* _TASK DESCRIPTION_
Print the listing below again. Change nothing.

* _AVAILABLE RECORDS_
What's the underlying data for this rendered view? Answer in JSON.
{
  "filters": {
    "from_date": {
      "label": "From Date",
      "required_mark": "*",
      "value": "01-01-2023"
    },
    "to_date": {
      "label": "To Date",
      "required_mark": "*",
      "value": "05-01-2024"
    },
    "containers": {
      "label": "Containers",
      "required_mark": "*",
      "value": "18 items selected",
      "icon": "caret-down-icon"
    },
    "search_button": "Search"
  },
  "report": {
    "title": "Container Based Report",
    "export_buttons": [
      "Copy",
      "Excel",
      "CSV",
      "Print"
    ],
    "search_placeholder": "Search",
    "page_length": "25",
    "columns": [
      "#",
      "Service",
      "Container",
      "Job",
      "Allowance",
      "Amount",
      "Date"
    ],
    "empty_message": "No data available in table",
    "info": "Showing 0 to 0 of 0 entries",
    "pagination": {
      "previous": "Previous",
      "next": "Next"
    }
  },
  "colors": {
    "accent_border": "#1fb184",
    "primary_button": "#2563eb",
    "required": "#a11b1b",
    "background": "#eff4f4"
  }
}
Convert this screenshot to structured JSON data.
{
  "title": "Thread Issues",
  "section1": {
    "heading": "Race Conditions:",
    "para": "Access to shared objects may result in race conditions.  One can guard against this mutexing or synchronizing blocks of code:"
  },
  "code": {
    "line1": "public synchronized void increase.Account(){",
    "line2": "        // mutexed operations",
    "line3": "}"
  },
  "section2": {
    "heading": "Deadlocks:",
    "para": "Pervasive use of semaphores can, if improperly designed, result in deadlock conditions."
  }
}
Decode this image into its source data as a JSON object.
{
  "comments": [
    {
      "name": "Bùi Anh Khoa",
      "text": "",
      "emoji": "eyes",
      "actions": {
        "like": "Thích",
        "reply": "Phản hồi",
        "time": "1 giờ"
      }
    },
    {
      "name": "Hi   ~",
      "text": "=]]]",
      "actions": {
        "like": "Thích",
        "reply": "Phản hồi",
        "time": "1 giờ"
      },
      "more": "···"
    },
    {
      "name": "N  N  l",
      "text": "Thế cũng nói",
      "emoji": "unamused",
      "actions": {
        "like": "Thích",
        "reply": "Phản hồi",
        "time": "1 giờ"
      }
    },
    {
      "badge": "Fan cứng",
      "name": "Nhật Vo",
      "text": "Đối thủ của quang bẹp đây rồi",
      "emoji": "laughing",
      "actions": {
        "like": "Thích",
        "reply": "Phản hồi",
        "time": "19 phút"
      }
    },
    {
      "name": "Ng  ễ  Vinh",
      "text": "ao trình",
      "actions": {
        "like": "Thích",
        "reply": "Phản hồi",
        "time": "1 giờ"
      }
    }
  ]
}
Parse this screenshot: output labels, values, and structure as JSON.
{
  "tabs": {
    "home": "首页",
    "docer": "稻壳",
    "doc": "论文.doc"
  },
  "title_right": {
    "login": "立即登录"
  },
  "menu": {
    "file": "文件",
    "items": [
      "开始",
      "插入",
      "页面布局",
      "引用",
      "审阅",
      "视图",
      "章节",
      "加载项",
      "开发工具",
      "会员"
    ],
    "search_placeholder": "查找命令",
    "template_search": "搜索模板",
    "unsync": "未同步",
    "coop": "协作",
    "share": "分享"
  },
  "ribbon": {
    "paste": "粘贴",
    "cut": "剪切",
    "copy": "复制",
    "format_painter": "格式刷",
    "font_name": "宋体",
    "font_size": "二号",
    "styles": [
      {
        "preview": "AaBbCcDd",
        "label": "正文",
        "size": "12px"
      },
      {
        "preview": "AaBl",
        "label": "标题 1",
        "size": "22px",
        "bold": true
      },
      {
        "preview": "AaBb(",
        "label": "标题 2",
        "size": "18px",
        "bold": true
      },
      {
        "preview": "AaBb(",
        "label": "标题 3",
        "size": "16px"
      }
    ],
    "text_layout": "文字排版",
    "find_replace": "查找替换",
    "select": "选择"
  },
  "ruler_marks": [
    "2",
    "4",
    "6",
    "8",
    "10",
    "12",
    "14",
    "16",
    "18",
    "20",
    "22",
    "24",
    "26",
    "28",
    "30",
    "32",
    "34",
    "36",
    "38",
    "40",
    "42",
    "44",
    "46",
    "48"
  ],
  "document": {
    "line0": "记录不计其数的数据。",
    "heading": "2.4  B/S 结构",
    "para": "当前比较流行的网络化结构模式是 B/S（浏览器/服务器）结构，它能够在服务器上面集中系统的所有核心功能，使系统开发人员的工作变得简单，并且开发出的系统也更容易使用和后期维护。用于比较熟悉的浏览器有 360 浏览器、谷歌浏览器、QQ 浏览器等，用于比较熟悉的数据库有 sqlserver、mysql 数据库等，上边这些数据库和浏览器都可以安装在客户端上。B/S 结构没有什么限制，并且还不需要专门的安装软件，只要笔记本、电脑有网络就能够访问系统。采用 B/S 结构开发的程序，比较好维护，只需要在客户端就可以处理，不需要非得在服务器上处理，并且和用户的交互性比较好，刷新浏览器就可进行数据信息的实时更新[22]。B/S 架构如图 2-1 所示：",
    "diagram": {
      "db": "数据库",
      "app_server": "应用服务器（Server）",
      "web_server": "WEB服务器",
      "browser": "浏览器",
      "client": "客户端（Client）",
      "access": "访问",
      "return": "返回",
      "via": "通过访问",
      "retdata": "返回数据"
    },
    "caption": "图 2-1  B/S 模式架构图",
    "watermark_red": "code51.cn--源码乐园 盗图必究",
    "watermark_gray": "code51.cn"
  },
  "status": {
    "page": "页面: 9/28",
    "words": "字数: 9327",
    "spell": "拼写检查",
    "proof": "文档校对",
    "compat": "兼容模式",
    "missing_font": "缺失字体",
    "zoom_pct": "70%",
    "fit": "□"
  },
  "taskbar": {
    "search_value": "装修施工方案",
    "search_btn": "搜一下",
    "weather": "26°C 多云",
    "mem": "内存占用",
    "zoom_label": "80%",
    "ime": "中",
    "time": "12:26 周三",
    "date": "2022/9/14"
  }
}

* _TASK RESPONSE_
What's the underlying data for this rendered view? Answer in JSON.
{
  "filters": {
    "from_date": {
      "label": "From Date",
      "required_mark": "*",
      "value": "01-01-2023"
    },
    "to_date": {
      "label": "To Date",
      "required_mark": "*",
      "value": "05-01-2024"
    },
    "containers": {
      "label": "Containers",
      "required_mark": "*",
      "value": "18 items selected",
      "icon": "caret-down-icon"
    },
    "search_button": "Search"
  },
  "report": {
    "title": "Container Based Report",
    "export_buttons": [
      "Copy",
      "Excel",
      "CSV",
      "Print"
    ],
    "search_placeholder": "Search",
    "page_length": "25",
    "columns": [
      "#",
      "Service",
      "Container",
      "Job",
      "Allowance",
      "Amount",
      "Date"
    ],
    "empty_message": "No data available in table",
    "info": "Showing 0 to 0 of 0 entries",
    "pagination": {
      "previous": "Previous",
      "next": "Next"
    }
  },
  "colors": {
    "accent_border": "#1fb184",
    "primary_button": "#2563eb",
    "required": "#a11b1b",
    "background": "#eff4f4"
  }
}
Convert this screenshot to structured JSON data.
{
  "title": "Thread Issues",
  "section1": {
    "heading": "Race Conditions:",
    "para": "Access to shared objects may result in race conditions.  One can guard against this mutexing or synchronizing blocks of code:"
  },
  "code": {
    "line1": "public synchronized void increase.Account(){",
    "line2": "        // mutexed operations",
    "line3": "}"
  },
  "section2": {
    "heading": "Deadlocks:",
    "para": "Pervasive use of semaphores can, if improperly designed, result in deadlock conditions."
  }
}
Decode this image into its source data as a JSON object.
{
  "comments": [
    {
      "name": "Bùi Anh Khoa",
      "text": "",
      "emoji": "eyes",
      "actions": {
        "like": "Thích",
        "reply": "Phản hồi",
        "time": "1 giờ"
      }
    },
    {
      "name": "Hi   ~",
      "text": "=]]]",
      "actions": {
        "like": "Thích",
        "reply": "Phản hồi",
        "time": "1 giờ"
      },
      "more": "···"
    },
    {
      "name": "N  N  l",
      "text": "Thế cũng nói",
      "emoji": "unamused",
      "actions": {
        "like": "Thích",
        "reply": "Phản hồi",
        "time": "1 giờ"
      }
    },
    {
      "badge": "Fan cứng",
      "name": "Nhật Vo",
      "text": "Đối thủ của quang bẹp đây rồi",
      "emoji": "laughing",
      "actions": {
        "like": "Thích",
        "reply": "Phản hồi",
        "time": "19 phút"
      }
    },
    {
      "name": "Ng  ễ  Vinh",
      "text": "ao trình",
      "actions": {
        "like": "Thích",
        "reply": "Phản hồi",
        "time": "1 giờ"
      }
    }
  ]
}
Parse this screenshot: output labels, values, and structure as JSON.
{
  "tabs": {
    "home": "首页",
    "docer": "稻壳",
    "doc": "论文.doc"
  },
  "title_right": {
    "login": "立即登录"
  },
  "menu": {
    "file": "文件",
    "items": [
      "开始",
      "插入",
      "页面布局",
      "引用",
      "审阅",
      "视图",
      "章节",
      "加载项",
      "开发工具",
      "会员"
    ],
    "search_placeholder": "查找命令",
    "template_search": "搜索模板",
    "unsync": "未同步",
    "coop": "协作",
    "share": "分享"
  },
  "ribbon": {
    "paste": "粘贴",
    "cut": "剪切",
    "copy": "复制",
    "format_painter": "格式刷",
    "font_name": "宋体",
    "font_size": "二号",
    "styles": [
      {
        "preview": "AaBbCcDd",
        "label": "正文",
        "size": "12px"
      },
      {
        "preview": "AaBl",
        "label": "标题 1",
        "size": "22px",
        "bold": true
      },
      {
        "preview": "AaBb(",
        "label": "标题 2",
        "size": "18px",
        "bold": true
      },
      {
        "preview": "AaBb(",
        "label": "标题 3",
        "size": "16px"
      }
    ],
    "text_layout": "文字排版",
    "find_replace": "查找替换",
    "select": "选择"
  },
  "ruler_marks": [
    "2",
    "4",
    "6",
    "8",
    "10",
    "12",
    "14",
    "16",
    "18",
    "20",
    "22",
    "24",
    "26",
    "28",
    "30",
    "32",
    "34",
    "36",
    "38",
    "40",
    "42",
    "44",
    "46",
    "48"
  ],
  "document": {
    "line0": "记录不计其数的数据。",
    "heading": "2.4  B/S 结构",
    "para": "当前比较流行的网络化结构模式是 B/S（浏览器/服务器）结构，它能够在服务器上面集中系统的所有核心功能，使系统开发人员的工作变得简单，并且开发出的系统也更容易使用和后期维护。用于比较熟悉的浏览器有 360 浏览器、谷歌浏览器、QQ 浏览器等，用于比较熟悉的数据库有 sqlserver、mysql 数据库等，上边这些数据库和浏览器都可以安装在客户端上。B/S 结构没有什么限制，并且还不需要专门的安装软件，只要笔记本、电脑有网络就能够访问系统。采用 B/S 结构开发的程序，比较好维护，只需要在客户端就可以处理，不需要非得在服务器上处理，并且和用户的交互性比较好，刷新浏览器就可进行数据信息的实时更新[22]。B/S 架构如图 2-1 所示：",
    "diagram": {
      "db": "数据库",
      "app_server": "应用服务器（Server）",
      "web_server": "WEB服务器",
      "browser": "浏览器",
      "client": "客户端（Client）",
      "access": "访问",
      "return": "返回",
      "via": "通过访问",
      "retdata": "返回数据"
    },
    "caption": "图 2-1  B/S 模式架构图",
    "watermark_red": "code51.cn--源码乐园 盗图必究",
    "watermark_gray": "code51.cn"
  },
  "status": {
    "page": "页面: 9/28",
    "words": "字数: 9327",
    "spell": "拼写检查",
    "proof": "文档校对",
    "compat": "兼容模式",
    "missing_font": "缺失字体",
    "zoom_pct": "70%",
    "fit": "□"
  },
  "taskbar": {
    "search_value": "装修施工方案",
    "search_btn": "搜一下",
    "weather": "26°C 多云",
    "mem": "内存占用",
    "zoom_label": "80%",
    "ime": "中",
    "time": "12:26 周三",
    "date": "2022/9/14"
  }
}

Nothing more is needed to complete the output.